Would you please repeat the data that follows, exactly as it reads?

Data for this exercise section start

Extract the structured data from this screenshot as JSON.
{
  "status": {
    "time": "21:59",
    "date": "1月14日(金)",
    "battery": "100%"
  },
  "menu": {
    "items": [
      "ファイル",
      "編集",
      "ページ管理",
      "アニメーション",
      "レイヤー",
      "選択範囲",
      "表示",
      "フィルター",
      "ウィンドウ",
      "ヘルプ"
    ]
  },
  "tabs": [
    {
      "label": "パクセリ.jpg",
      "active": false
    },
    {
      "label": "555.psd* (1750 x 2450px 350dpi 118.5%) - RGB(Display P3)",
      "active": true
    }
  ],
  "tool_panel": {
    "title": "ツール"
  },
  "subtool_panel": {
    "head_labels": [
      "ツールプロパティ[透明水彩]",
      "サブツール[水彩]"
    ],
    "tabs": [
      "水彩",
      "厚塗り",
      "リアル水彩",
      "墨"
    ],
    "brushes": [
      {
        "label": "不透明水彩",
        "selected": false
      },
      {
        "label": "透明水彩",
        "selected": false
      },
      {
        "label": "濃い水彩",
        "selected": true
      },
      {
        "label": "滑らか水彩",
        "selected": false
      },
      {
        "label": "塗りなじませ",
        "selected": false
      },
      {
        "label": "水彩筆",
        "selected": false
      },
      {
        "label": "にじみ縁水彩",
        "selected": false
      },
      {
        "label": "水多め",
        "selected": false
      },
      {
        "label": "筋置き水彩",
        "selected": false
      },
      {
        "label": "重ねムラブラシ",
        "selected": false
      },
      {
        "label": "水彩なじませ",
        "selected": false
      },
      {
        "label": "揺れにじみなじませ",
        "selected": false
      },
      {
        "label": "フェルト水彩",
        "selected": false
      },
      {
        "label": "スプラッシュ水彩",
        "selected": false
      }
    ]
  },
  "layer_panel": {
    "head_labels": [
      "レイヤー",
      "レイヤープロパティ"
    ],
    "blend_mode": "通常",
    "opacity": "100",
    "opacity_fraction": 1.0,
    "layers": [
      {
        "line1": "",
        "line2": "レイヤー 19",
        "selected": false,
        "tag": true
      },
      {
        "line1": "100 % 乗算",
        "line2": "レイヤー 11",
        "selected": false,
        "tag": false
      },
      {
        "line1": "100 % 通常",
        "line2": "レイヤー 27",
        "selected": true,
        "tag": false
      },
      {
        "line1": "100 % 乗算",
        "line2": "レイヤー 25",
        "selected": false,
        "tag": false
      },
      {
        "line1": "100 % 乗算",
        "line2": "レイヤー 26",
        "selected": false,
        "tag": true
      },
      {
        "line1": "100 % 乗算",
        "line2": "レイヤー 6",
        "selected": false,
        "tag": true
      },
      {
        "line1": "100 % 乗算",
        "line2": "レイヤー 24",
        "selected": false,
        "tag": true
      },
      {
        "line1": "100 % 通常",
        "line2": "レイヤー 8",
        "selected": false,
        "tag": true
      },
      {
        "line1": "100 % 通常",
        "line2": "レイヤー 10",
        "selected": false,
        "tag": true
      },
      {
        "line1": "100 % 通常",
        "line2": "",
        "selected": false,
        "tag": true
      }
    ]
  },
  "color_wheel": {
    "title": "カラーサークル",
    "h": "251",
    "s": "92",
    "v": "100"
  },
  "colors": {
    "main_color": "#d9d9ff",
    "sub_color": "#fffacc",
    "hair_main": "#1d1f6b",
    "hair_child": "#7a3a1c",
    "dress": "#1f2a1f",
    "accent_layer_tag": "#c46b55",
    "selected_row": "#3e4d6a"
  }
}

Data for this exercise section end

▸ Solution for this task:
Extract the structured data from this screenshot as JSON.
{
  "status": {
    "time": "21:59",
    "date": "1月14日(金)",
    "battery": "100%"
  },
  "menu": {
    "items": [
      "ファイル",
      "編集",
      "ページ管理",
      "アニメーション",
      "レイヤー",
      "選択範囲",
      "表示",
      "フィルター",
      "ウィンドウ",
      "ヘルプ"
    ]
  },
  "tabs": [
    {
      "label": "パクセリ.jpg",
      "active": false
    },
    {
      "label": "555.psd* (1750 x 2450px 350dpi 118.5%) - RGB(Display P3)",
      "active": true
    }
  ],
  "tool_panel": {
    "title": "ツール"
  },
  "subtool_panel": {
    "head_labels": [
      "ツールプロパティ[透明水彩]",
      "サブツール[水彩]"
    ],
    "tabs": [
      "水彩",
      "厚塗り",
      "リアル水彩",
      "墨"
    ],
    "brushes": [
      {
        "label": "不透明水彩",
        "selected": false
      },
      {
        "label": "透明水彩",
        "selected": false
      },
      {
        "label": "濃い水彩",
        "selected": true
      },
      {
        "label": "滑らか水彩",
        "selected": false
      },
      {
        "label": "塗りなじませ",
        "selected": false
      },
      {
        "label": "水彩筆",
        "selected": false
      },
      {
        "label": "にじみ縁水彩",
        "selected": false
      },
      {
        "label": "水多め",
        "selected": false
      },
      {
        "label": "筋置き水彩",
        "selected": false
      },
      {
        "label": "重ねムラブラシ",
        "selected": false
      },
      {
        "label": "水彩なじませ",
        "selected": false
      },
      {
        "label": "揺れにじみなじませ",
        "selected": false
      },
      {
        "label": "フェルト水彩",
        "selected": false
      },
      {
        "label": "スプラッシュ水彩",
        "selected": false
      }
    ]
  },
  "layer_panel": {
    "head_labels": [
      "レイヤー",
      "レイヤープロパティ"
    ],
    "blend_mode": "通常",
    "opacity": "100",
    "opacity_fraction": 1.0,
    "layers": [
      {
        "line1": "",
        "line2": "レイヤー 19",
        "selected": false,
        "tag": true
      },
      {
        "line1": "100 % 乗算",
        "line2": "レイヤー 11",
        "selected": false,
        "tag": false
      },
      {
        "line1": "100 % 通常",
        "line2": "レイヤー 27",
        "selected": true,
        "tag": false
      },
      {
        "line1": "100 % 乗算",
        "line2": "レイヤー 25",
        "selected": false,
        "tag": false
      },
      {
        "line1": "100 % 乗算",
        "line2": "レイヤー 26",
        "selected": false,
        "tag": true
      },
      {
        "line1": "100 % 乗算",
        "line2": "レイヤー 6",
        "selected": false,
        "tag": true
      },
      {
        "line1": "100 % 乗算",
        "line2": "レイヤー 24",
        "selected": false,
        "tag": true
      },
      {
        "line1": "100 % 通常",
        "line2": "レイヤー 8",
        "selected": false,
        "tag": true
      },
      {
        "line1": "100 % 通常",
        "line2": "レイヤー 10",
        "selected": false,
        "tag": true
      },
      {
        "line1": "100 % 通常",
        "line2": "",
        "selected": false,
        "tag": true
      }
    ]
  },
  "color_wheel": {
    "title": "カラーサークル",
    "h": "251",
    "s": "92",
    "v": "100"
  },
  "colors": {
    "main_color": "#d9d9ff",
    "sub_color": "#fffacc",
    "hair_main": "#1d1f6b",
    "hair_child": "#7a3a1c",
    "dress": "#1f2a1f",
    "accent_layer_tag": "#c46b55",
    "selected_row": "#3e4d6a"
  }
}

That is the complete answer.